As some companies push for a full return to in-person work, and others continue to figure out their hybrid standards, office tenants across the board are evaluating exactly how much space they need. For those looking to rent somewhere new, there's one demand that's become increasingly popular: that the space be environmentally sustainable.
"To try to attract high-quality tenants, a green building is no longer a ‘nice to have,’ rather it is a must-have," Sean Menkes, Vice President of Office/Retail at Menkes Developments tells STOREYS.
There's a "large push from tenants," Menkes says, for more environmentally conscious office buildings, noting that green building features have become a priority both during initial lease negotiations and throughout lease terms with their tenants.
The Toronto-based developer is a leader in commercial real estate builds, having developed over 20 million sq. ft of office, industrial, and retail space in the Greater Toronto Area. They've also moved the needle when it comes to green offices, having completed Canada's first-ever LEED-certified office building — 25 York — back in 2009.
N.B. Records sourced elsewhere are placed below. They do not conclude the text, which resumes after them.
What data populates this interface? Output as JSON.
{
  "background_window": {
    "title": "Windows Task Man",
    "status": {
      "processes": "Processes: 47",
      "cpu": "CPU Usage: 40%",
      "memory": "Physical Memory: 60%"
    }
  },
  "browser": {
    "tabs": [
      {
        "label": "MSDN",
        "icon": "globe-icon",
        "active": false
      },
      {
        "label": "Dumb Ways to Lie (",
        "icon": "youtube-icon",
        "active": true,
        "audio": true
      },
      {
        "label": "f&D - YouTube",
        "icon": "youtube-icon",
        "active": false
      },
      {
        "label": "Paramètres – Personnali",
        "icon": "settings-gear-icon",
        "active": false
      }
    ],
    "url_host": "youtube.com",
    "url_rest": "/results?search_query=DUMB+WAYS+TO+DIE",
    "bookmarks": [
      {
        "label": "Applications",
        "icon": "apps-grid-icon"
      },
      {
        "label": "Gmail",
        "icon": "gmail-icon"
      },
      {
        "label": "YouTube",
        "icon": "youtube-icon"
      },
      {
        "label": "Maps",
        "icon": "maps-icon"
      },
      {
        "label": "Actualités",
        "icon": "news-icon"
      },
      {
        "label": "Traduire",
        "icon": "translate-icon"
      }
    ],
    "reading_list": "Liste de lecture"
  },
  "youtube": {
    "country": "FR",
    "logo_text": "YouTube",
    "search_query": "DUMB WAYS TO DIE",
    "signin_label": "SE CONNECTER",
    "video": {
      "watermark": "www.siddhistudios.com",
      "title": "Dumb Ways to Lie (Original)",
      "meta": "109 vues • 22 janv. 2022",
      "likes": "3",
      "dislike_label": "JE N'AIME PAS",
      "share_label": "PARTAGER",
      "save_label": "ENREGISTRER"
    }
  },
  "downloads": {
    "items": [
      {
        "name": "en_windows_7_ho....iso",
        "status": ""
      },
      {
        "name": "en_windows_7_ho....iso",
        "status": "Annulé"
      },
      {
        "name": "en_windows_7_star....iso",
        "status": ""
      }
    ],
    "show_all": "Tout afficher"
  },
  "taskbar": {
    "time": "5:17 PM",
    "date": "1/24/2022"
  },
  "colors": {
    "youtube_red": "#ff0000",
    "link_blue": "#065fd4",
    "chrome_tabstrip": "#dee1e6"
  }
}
"At that time, sustainability mattered to the upper echelon of employers such as Telus, who is [an] anchor tenant, but not broadly in the market," Menkes says. "What that building did was showcase to our market what a high-performance, sustainable building was, and it fueled increasing demand for such offices."
To be certified by LEED — a tiered rating system for eco-friendly buildings that's used all around the world — developments have to meet a certain set of green standards corresponding to the level of LEED certification they're seeking, whether that be a basic certification, or a silver, gold, or platinum designation.
Menkes Developments' latest office project, the Waterfront Innovation Centre, located next to Toronto's Sugar Beach, recently earned itself the coveted platinum status — the company's fifth building to reach the highest LEED designation. Built on City-owned land at 155 Queens Quay East, the glassy 475,000-sq.-ft, two-building office complex comes as part of Waterfront Toronto's 2,000-acre redevelopment plan to revamp the city's eastern waterfront.
The complex, which is home to tenants such as theScore and WPP, features a suite of eco-friendly elements, including water collection systems that reroute rain runoff for landscaping irrigation, responsive lighting technology to conserve energy, and a deep lake water cooling system that keeps office temperatures comfortable while reducing carbon emissions.
But perhaps most impressive, Menkes says, is the green roof equipped with 576 solar panels that offset 5% of the building's electricity demand.
"The building was conceived with the objective of achieving the highest standards in environmental sustainability," he adds. "Menkes always strives to be an industry leader in sustainable building design, development, and operations."
Developing an eco-friendly building, however, is by no means easy (or cheap). In addition to the general increase in costs and complexities that come with constructing a greener building, new versions of LEED standards are continually introduced, making achieving a certification even more challenging. Ultimately, though, Menkes says that it's worth all the effort, and credits the changing LEED standards as a "good approach" that "consistently pushes the industry to perform better."
In terms of benefits for developers, the proof is in the (high-demand) pudding. Menkes says their highly sustainable office buildings are never short of tenants, with occupancy rates between 90 and 100%.
"The benefits of improved air quality, natural light, accessibility, and wellness are critically important to office tenants today," Menkes said. "Such healthier workplaces lead to increased productivity, fewer sick days and reduced absenteeism, which often far outweigh the premium rent required to lease space in a green building."
He also notes that in the long run, green buildings are more cost-effective, thanks to lower utility consumption.
With more and more cities — including the City of Toronto — pushing a net-zero strategy for buildings, developers are going to have to quickly get on board. But Menkes is solidly — and proudly — ahead of the curve.